- [Task details]
Nothing but a number should be given: the count of lines in the data that include the string "this".

*** Working data ***

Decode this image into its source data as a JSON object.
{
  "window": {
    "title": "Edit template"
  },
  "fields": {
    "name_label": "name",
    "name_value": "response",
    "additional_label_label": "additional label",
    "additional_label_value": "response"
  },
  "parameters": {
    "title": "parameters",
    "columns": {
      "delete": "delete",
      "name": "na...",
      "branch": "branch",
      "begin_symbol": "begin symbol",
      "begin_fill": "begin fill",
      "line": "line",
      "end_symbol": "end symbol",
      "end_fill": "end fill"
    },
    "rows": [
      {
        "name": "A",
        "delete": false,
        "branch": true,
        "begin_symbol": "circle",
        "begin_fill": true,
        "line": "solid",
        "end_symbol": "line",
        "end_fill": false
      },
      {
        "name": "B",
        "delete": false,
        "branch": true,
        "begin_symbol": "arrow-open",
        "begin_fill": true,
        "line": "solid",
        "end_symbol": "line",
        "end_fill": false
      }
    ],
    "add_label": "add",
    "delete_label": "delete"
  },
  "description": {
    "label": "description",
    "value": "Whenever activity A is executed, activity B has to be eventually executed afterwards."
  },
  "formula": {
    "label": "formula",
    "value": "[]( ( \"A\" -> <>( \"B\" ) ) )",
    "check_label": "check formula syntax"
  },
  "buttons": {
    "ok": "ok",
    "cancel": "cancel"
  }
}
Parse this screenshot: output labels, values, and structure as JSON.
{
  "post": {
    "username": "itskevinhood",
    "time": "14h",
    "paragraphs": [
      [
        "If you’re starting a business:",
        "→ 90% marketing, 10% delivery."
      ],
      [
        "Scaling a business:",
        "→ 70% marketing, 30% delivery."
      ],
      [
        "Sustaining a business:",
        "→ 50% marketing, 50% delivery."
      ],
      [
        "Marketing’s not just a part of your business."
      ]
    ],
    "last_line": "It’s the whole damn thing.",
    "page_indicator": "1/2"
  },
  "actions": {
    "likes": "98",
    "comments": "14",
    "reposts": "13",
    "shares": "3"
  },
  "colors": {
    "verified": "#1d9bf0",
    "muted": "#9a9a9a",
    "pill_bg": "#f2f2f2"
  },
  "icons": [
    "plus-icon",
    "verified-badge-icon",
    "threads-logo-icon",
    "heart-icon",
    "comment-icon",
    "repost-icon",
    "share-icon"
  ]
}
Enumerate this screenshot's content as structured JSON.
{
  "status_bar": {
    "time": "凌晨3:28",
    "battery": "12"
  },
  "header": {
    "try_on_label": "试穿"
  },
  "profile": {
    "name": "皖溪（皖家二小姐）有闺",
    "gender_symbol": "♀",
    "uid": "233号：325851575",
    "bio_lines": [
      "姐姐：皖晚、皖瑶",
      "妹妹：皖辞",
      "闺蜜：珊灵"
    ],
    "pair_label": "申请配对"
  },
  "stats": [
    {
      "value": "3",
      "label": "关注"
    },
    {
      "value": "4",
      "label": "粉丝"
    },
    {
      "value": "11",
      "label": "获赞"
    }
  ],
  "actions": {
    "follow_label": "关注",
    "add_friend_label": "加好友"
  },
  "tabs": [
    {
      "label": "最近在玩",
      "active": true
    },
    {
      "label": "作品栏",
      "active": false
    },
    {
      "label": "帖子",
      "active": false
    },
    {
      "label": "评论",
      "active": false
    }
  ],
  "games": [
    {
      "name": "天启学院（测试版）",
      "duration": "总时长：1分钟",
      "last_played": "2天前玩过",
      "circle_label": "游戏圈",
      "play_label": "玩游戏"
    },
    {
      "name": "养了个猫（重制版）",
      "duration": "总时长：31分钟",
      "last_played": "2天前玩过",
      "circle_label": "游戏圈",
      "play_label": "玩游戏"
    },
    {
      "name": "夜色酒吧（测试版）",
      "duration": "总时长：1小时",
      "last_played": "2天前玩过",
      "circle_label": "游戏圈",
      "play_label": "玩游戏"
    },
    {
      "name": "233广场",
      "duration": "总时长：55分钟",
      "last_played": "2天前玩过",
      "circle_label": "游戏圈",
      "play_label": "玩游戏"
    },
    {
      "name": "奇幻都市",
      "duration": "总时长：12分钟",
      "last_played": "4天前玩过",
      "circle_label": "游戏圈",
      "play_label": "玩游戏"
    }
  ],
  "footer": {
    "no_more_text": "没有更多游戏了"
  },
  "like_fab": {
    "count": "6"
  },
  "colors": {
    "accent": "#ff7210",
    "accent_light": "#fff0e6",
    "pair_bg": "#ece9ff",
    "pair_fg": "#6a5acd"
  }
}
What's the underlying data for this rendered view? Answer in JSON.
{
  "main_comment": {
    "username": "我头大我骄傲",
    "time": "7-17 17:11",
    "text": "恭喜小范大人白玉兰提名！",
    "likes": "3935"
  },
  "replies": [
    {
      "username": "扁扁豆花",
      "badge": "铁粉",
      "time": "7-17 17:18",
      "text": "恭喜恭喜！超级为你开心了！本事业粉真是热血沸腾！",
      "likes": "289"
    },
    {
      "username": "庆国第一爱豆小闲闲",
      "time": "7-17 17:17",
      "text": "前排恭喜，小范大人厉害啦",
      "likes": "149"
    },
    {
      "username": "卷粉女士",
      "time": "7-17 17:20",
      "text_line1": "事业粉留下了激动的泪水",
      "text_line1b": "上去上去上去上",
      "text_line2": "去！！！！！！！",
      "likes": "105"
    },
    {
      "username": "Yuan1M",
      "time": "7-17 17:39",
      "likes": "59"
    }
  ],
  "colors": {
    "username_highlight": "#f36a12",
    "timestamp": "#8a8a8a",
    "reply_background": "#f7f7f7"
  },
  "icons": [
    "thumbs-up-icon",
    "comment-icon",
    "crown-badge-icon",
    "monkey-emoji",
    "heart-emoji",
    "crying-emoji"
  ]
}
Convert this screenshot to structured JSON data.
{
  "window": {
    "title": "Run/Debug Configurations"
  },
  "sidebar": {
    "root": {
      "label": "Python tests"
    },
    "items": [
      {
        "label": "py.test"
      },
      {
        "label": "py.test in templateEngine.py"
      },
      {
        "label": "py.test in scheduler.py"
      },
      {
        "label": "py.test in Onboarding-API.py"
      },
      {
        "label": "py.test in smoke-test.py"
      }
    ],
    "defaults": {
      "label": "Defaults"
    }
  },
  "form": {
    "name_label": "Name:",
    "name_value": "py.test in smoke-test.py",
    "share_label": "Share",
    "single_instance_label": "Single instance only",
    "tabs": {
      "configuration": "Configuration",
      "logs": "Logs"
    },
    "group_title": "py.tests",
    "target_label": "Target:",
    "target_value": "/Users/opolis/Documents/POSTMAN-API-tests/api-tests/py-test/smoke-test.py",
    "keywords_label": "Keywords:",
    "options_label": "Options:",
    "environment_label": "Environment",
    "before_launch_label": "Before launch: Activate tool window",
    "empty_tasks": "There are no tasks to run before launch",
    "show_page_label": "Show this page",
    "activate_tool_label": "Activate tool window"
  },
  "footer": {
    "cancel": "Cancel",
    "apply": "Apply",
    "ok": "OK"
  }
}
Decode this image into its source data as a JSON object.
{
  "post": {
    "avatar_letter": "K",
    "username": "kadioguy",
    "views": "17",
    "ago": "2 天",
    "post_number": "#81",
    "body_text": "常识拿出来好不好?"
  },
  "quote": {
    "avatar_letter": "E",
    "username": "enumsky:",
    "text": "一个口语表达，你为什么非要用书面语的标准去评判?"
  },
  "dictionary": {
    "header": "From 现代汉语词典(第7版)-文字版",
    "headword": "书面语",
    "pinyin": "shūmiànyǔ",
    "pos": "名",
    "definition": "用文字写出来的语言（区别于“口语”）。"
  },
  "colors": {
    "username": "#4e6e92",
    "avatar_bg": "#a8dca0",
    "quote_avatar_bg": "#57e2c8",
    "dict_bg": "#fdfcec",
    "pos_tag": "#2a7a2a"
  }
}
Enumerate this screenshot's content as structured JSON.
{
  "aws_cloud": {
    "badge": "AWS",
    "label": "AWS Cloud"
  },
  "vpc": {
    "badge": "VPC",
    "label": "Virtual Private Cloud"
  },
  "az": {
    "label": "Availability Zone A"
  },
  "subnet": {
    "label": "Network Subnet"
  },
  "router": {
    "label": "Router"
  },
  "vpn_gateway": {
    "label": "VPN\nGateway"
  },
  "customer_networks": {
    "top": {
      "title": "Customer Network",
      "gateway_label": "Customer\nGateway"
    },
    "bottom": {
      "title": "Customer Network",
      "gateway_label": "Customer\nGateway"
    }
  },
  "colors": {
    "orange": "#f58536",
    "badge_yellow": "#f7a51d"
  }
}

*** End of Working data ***

- [Written response]
8